The situation with Russian ADRs has seriously affected the attitude towards Chinese stocks. Now investors are looking at them in a completely different way. If earlier the complete ban on the sale of shares for non-residents looked like nonsense, now it is a new reality. In case of any escalation, the Chinese Communist Party can use the Russian experience. Many foreign funds, due to the aggravation of situations and sanctions against the Russian Federation, have already lost billions, now everyone is looking at the risks associated with China from a different angle.
Given the CCP’s attitude towards investors, Chinese assets are likely to continue their sell-off. That’s why I put a ‘Sell’ mark on this ETF and the Chinese market overall. Frankly, I don’t even think that if delisting and geopolitical risks would go away, KWEB will be a Buy or even Hold. China’s economic slowdown and uncertainty about the government’s next steps will likely keep investors away from the Chinese market.

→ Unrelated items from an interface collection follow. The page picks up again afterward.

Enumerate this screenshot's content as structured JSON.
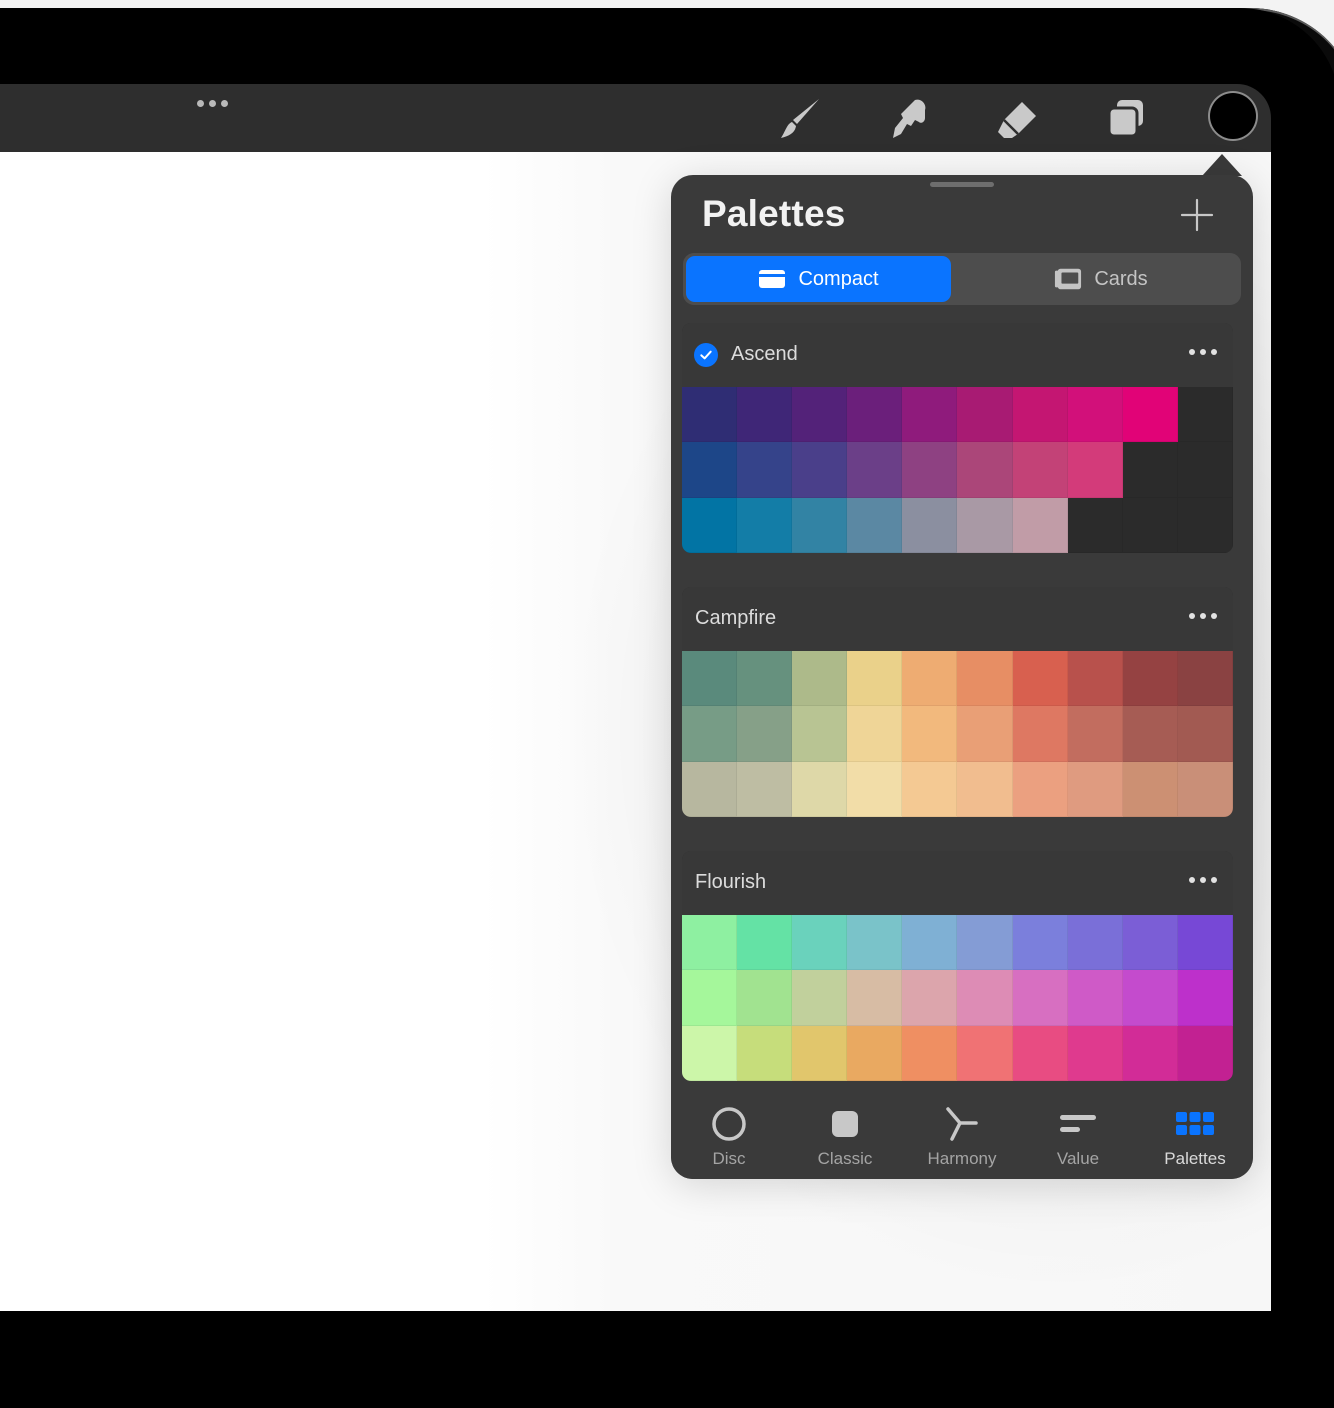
{
  "colors": {
    "accent": "#0a74ff",
    "panel": "#3a3a3a",
    "toolbar": "#2e2e2e",
    "current_color": "#000000"
  },
  "toolbar": {
    "more_icon": "ellipsis-icon",
    "tools": [
      "brush-icon",
      "smudge-icon",
      "eraser-icon",
      "layers-icon"
    ],
    "color_well": "color-well"
  },
  "panel": {
    "title": "Palettes",
    "add_icon": "plus-icon",
    "view_toggle": {
      "options": [
        {
          "label": "Compact",
          "icon": "compact-card-icon",
          "active": true
        },
        {
          "label": "Cards",
          "icon": "cards-icon",
          "active": false
        }
      ]
    },
    "palettes": [
      {
        "name": "Ascend",
        "default": true,
        "more_icon": "ellipsis-icon",
        "rows": [
          [
            "#2f2d74",
            "#3f2677",
            "#532279",
            "#6b1f7b",
            "#8f1b7c",
            "#a81b73",
            "#c41672",
            "#d2107a",
            "#e10377",
            "#2b2b2b"
          ],
          [
            "#1d4688",
            "#35438a",
            "#4a3f8a",
            "#6b3f88",
            "#8e4182",
            "#ab4679",
            "#c34277",
            "#d33b7a",
            "#2b2b2b",
            "#2b2b2b"
          ],
          [
            "#0274a4",
            "#137da7",
            "#3283a4",
            "#5b88a3",
            "#8b8fa0",
            "#a999a5",
            "#c19ca7",
            "#2b2b2b",
            "#2b2b2b",
            "#2b2b2b"
          ]
        ]
      },
      {
        "name": "Campfire",
        "default": false,
        "more_icon": "ellipsis-icon",
        "rows": [
          [
            "#5a8a7c",
            "#66917e",
            "#adba8a",
            "#ead18a",
            "#eeac72",
            "#e78e64",
            "#d8604f",
            "#b8514c",
            "#954242",
            "#8a4242"
          ],
          [
            "#779c86",
            "#86a088",
            "#b8c493",
            "#efd597",
            "#f2b97d",
            "#e99f76",
            "#de7862",
            "#c26d5f",
            "#a65c54",
            "#a25a52"
          ],
          [
            "#b7b79f",
            "#bebda3",
            "#ded8a8",
            "#f2dda8",
            "#f4c993",
            "#f1bd8f",
            "#eba080",
            "#df9b80",
            "#cc9073",
            "#c98f78"
          ]
        ]
      },
      {
        "name": "Flourish",
        "default": false,
        "more_icon": "ellipsis-icon",
        "rows": [
          [
            "#8ef0a1",
            "#64e2a5",
            "#6ad2bc",
            "#7ac3c9",
            "#7fb0d4",
            "#849cd5",
            "#7b7fdc",
            "#7a6fd8",
            "#7b5ed6",
            "#7748d6"
          ],
          [
            "#a5f79b",
            "#a1e390",
            "#c1d09c",
            "#d7bca4",
            "#dca5ac",
            "#dd8cb5",
            "#d76fc1",
            "#cf5ac7",
            "#c44bcd",
            "#bd30cb"
          ],
          [
            "#ccf6a9",
            "#c6dd7b",
            "#e1c66c",
            "#e9a961",
            "#ef8f62",
            "#f07274",
            "#e84c82",
            "#df3a8e",
            "#d22c97",
            "#c22192"
          ]
        ]
      }
    ],
    "tabs": [
      {
        "label": "Disc",
        "icon": "disc-icon",
        "active": false
      },
      {
        "label": "Classic",
        "icon": "classic-square-icon",
        "active": false
      },
      {
        "label": "Harmony",
        "icon": "harmony-icon",
        "active": false
      },
      {
        "label": "Value",
        "icon": "value-sliders-icon",
        "active": false
      },
      {
        "label": "Palettes",
        "icon": "palettes-grid-icon",
        "active": true
      }
    ]
  }
}
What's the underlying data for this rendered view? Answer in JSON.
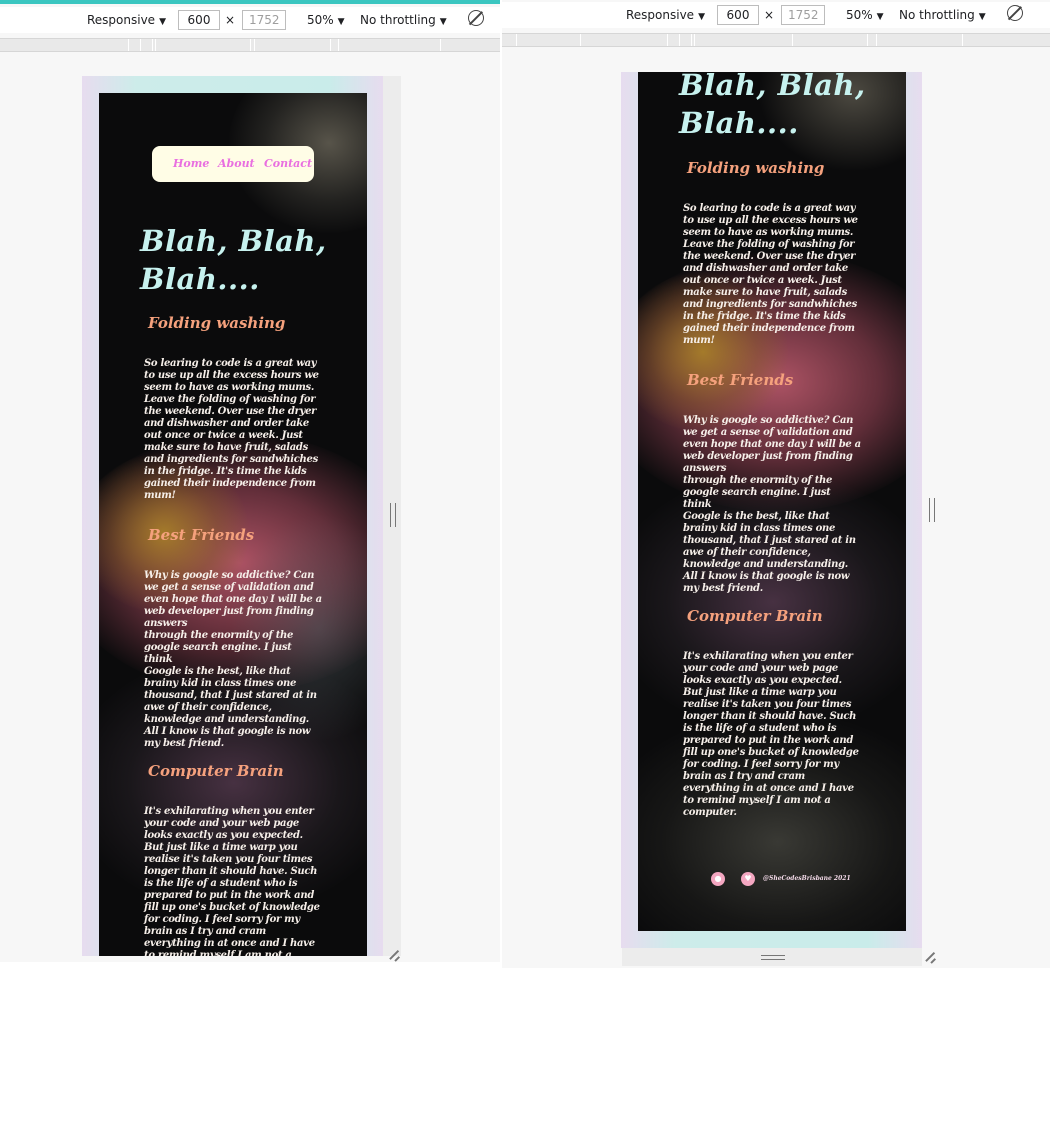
{
  "toolbar": {
    "device_mode": "Responsive",
    "width": "600",
    "dimension_separator": "×",
    "height": "1752",
    "zoom": "50%",
    "throttling": "No throttling",
    "caret": "▼"
  },
  "site": {
    "nav": {
      "home": "Home",
      "about": "About",
      "contact": "Contact"
    },
    "hero_line1": "Blah, Blah,",
    "hero_line2": "Blah....",
    "sections": [
      {
        "title": "Folding washing",
        "lines": [
          "So learing to code is a great way",
          "to use up all the excess hours we",
          "seem to have as working mums.",
          "Leave the folding of washing for",
          "the weekend. Over use the dryer",
          "and dishwasher and order take",
          "out once or twice a week. Just",
          "make sure to have fruit, salads",
          "and ingredients for sandwhiches",
          "in the fridge. It's time the kids",
          "gained their independence from",
          "mum!"
        ]
      },
      {
        "title": "Best Friends",
        "lines": [
          "Why is google so addictive? Can",
          "we get a sense of validation and",
          "even hope that one day I will be a",
          "web developer just from finding",
          "answers",
          "through the enormity of the",
          "google search engine. I just think",
          "Google is the best, like that",
          "brainy kid in class times one",
          "thousand, that I just stared at in",
          "awe of their confidence,",
          "knowledge and understanding.",
          "All I know is that google is now",
          "my best friend."
        ]
      },
      {
        "title": "Computer Brain",
        "lines": [
          "It's exhilarating when you enter",
          "your code and your web page",
          "looks exactly as you expected.",
          "But just like a time warp you",
          "realise it's taken you four times",
          "longer than it should have. Such",
          "is the life of a student who is",
          "prepared to put in the work and",
          "fill up one's bucket of knowledge",
          "for coding. I feel sorry for my",
          "brain as I try and cram",
          "everything in at once and I have",
          "to remind myself I am not a",
          "computer."
        ]
      }
    ],
    "footer": {
      "github_icon": "github-icon",
      "heart_icon": "heart-icon",
      "credit": "@SheCodesBrisbane 2021"
    }
  },
  "colors": {
    "accent": "#3bc6c0",
    "nav_bg": "#fffde6",
    "nav_link": "#e96fe0",
    "hero": "#c7f2ef",
    "section_title": "#f5a17d",
    "body_text": "#f6efe9"
  }
}
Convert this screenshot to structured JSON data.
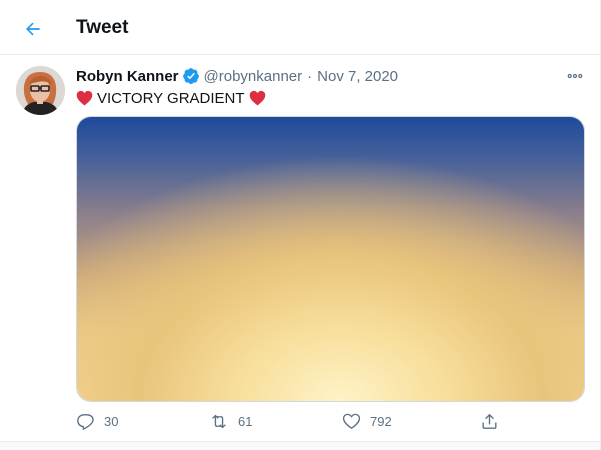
{
  "header": {
    "title": "Tweet"
  },
  "tweet": {
    "author_name": "Robyn Kanner",
    "author_handle": "@robynkanner",
    "separator": "·",
    "date": "Nov 7, 2020",
    "text": "VICTORY GRADIENT",
    "stats": {
      "replies": "30",
      "retweets": "61",
      "likes": "792"
    }
  },
  "icons": {
    "back": "arrow-left-icon",
    "verified": "verified-badge-icon",
    "more": "more-horizontal-icon",
    "emoji": "red-heart-icon",
    "reply": "reply-icon",
    "retweet": "retweet-icon",
    "like": "like-icon",
    "share": "share-icon"
  },
  "colors": {
    "accent": "#1d9bf0",
    "heart_emoji": "#dd2e44",
    "gradient_top": "#1e4a9c",
    "gradient_bottom": "#f7dd9d"
  }
}
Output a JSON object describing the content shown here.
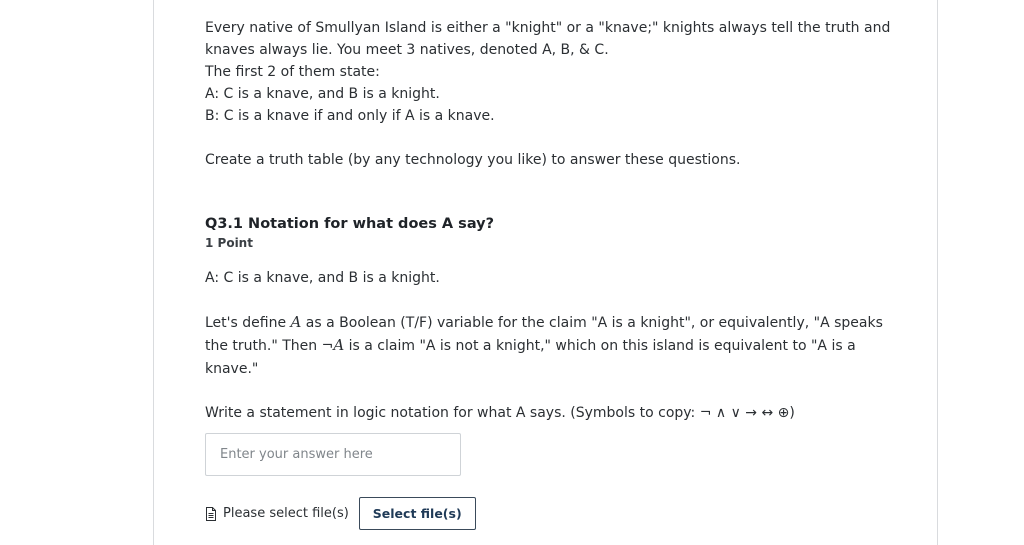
{
  "intro": {
    "line1": "Every native of Smullyan Island is either a \"knight\" or a \"knave;\" knights always tell the truth and",
    "line2": "knaves always lie. You meet 3 natives, denoted A, B, & C.",
    "line3": "The first 2 of them state:",
    "line4": "A: C is a knave, and B is a knight.",
    "line5": "B: C is a knave if and only if A is a knave.",
    "line6": "Create a truth table (by any technology you like) to answer these questions."
  },
  "question": {
    "title": "Q3.1 Notation for what does A say?",
    "points": "1 Point",
    "statement": "A: C is a knave, and B is a knight.",
    "def_p1": "Let's define ",
    "def_var1": "A",
    "def_p2": " as a Boolean (T/F) variable for the claim \"A is a knight\", or equivalently, \"A speaks",
    "def_p3": "the truth.\" Then ",
    "def_neg": "¬",
    "def_var2": "A",
    "def_p4": " is a claim \"A is not a knight,\" which on this island is equivalent to \"A is a",
    "def_p5": "knave.\"",
    "prompt": "Write a statement in logic notation for what A says. (Symbols to copy: ¬ ∧ ∨ → ↔ ⊕)"
  },
  "answer": {
    "placeholder": "Enter your answer here",
    "value": ""
  },
  "upload": {
    "label": "Please select file(s)",
    "button": "Select file(s)"
  }
}
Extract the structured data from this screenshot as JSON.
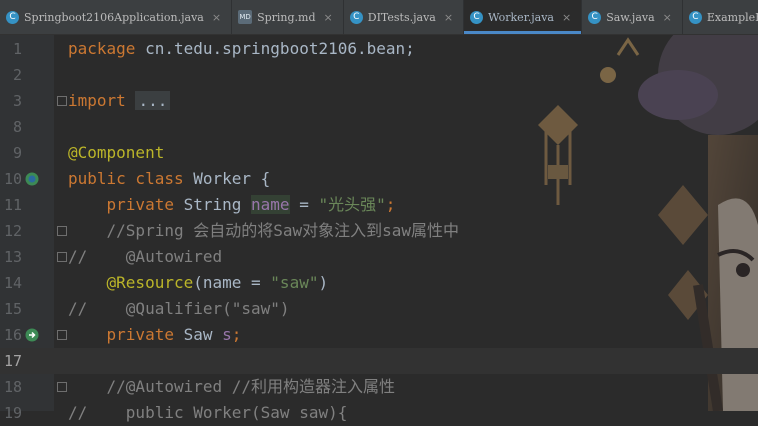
{
  "tabs": [
    {
      "label": "Springboot2106Application.java",
      "icon": "C"
    },
    {
      "label": "Spring.md",
      "icon": "MD"
    },
    {
      "label": "DITests.java",
      "icon": "C"
    },
    {
      "label": "Worker.java",
      "icon": "C"
    },
    {
      "label": "Saw.java",
      "icon": "C"
    },
    {
      "label": "ExampleBean",
      "icon": "C"
    }
  ],
  "close_glyph": "×",
  "lines": {
    "l1": {
      "num": "1",
      "kw": "package",
      "rest": " cn.tedu.springboot2106.bean;"
    },
    "l2": {
      "num": "2"
    },
    "l3": {
      "num": "3",
      "kw": "import",
      "fold": "..."
    },
    "l8": {
      "num": "8"
    },
    "l9": {
      "num": "9",
      "ann": "@Component"
    },
    "l10": {
      "num": "10",
      "kw": "public class",
      "rest": " Worker {"
    },
    "l11": {
      "num": "11",
      "kw": "private",
      "type": " String ",
      "name": "name",
      "eq": " = ",
      "str": "\"光头强\"",
      "end": ";"
    },
    "l12": {
      "num": "12",
      "cmt": "//Spring 会自动的将Saw对象注入到saw属性中"
    },
    "l13": {
      "num": "13",
      "cmt": "//    @Autowired"
    },
    "l14": {
      "num": "14",
      "ann": "@Resource",
      "open": "(name = ",
      "str": "\"saw\"",
      "close": ")"
    },
    "l15": {
      "num": "15",
      "cmt": "//    @Qualifier(\"saw\")"
    },
    "l16": {
      "num": "16",
      "kw": "private",
      "type": " Saw ",
      "fld": "s",
      "end": ";"
    },
    "l17": {
      "num": "17"
    },
    "l18": {
      "num": "18",
      "cmt": "//@Autowired //利用构造器注入属性"
    },
    "l19": {
      "num": "19",
      "cmt": "//    public Worker(Saw saw){"
    }
  },
  "colors": {
    "keyword": "#cc7832",
    "annotation": "#bbb529",
    "string": "#6a8759",
    "field": "#9876aa",
    "comment": "#808080",
    "active_tab_underline": "#4a88c7"
  }
}
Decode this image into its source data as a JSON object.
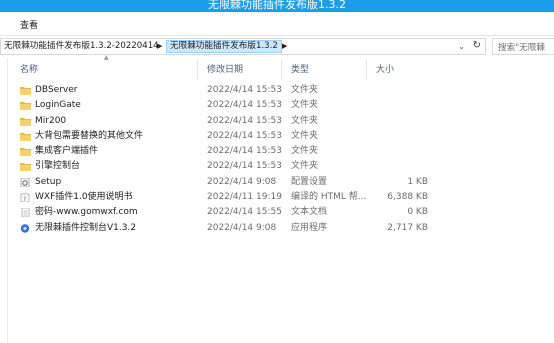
{
  "window": {
    "title": "无限棘功能插件发布版1.3.2"
  },
  "ribbon": {
    "view_tab": "查看"
  },
  "address": {
    "crumbs": [
      "无限棘功能插件发布版1.3.2-20220414",
      "无限棘功能插件发布版1.3.2"
    ],
    "dropdown_glyph": "⌄",
    "refresh_glyph": "↻",
    "search_placeholder": "搜索\"无限棘"
  },
  "columns": {
    "name": "名称",
    "date": "修改日期",
    "type": "类型",
    "size": "大小"
  },
  "files": [
    {
      "name": "DBServer",
      "date": "2022/4/14 15:53",
      "type": "文件夹",
      "size": "",
      "icon": "folder-icon"
    },
    {
      "name": "LoginGate",
      "date": "2022/4/14 15:53",
      "type": "文件夹",
      "size": "",
      "icon": "folder-icon"
    },
    {
      "name": "Mir200",
      "date": "2022/4/14 15:53",
      "type": "文件夹",
      "size": "",
      "icon": "folder-icon"
    },
    {
      "name": "大背包需要替换的其他文件",
      "date": "2022/4/14 15:53",
      "type": "文件夹",
      "size": "",
      "icon": "folder-icon"
    },
    {
      "name": "集成客户端插件",
      "date": "2022/4/14 15:53",
      "type": "文件夹",
      "size": "",
      "icon": "folder-icon"
    },
    {
      "name": "引擎控制台",
      "date": "2022/4/14 15:53",
      "type": "文件夹",
      "size": "",
      "icon": "folder-icon"
    },
    {
      "name": "Setup",
      "date": "2022/4/14 9:08",
      "type": "配置设置",
      "size": "1 KB",
      "icon": "settings-file-icon"
    },
    {
      "name": "WXF插件1.0使用说明书",
      "date": "2022/4/11 19:19",
      "type": "编译的 HTML 帮...",
      "size": "6,388 KB",
      "icon": "help-file-icon"
    },
    {
      "name": "密码-www.gomwxf.com",
      "date": "2022/4/14 15:55",
      "type": "文本文档",
      "size": "0 KB",
      "icon": "text-file-icon"
    },
    {
      "name": "无限棘插件控制台V1.3.2",
      "date": "2022/4/14 9:08",
      "type": "应用程序",
      "size": "2,717 KB",
      "icon": "app-icon"
    }
  ]
}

The Chinese IT sector is one of the fastest-growing sectors. IT companies benefit from the constantly increasing demand in the country.
There is a chance that reduced pressure on technology companies from the Chinese government and regulators may encourage foreign investors to become interested in Chinese assets again since fundamental technology corporations are quite attractive in double and triple-digit financial growth rates.
Investing in China always comes with lots of risks, but now, when nobody knows what regulators’ next move is, it gets even riskier.
Although the ETF has lots of well-managed wide-moat companies, I believe that KWEB is a sell.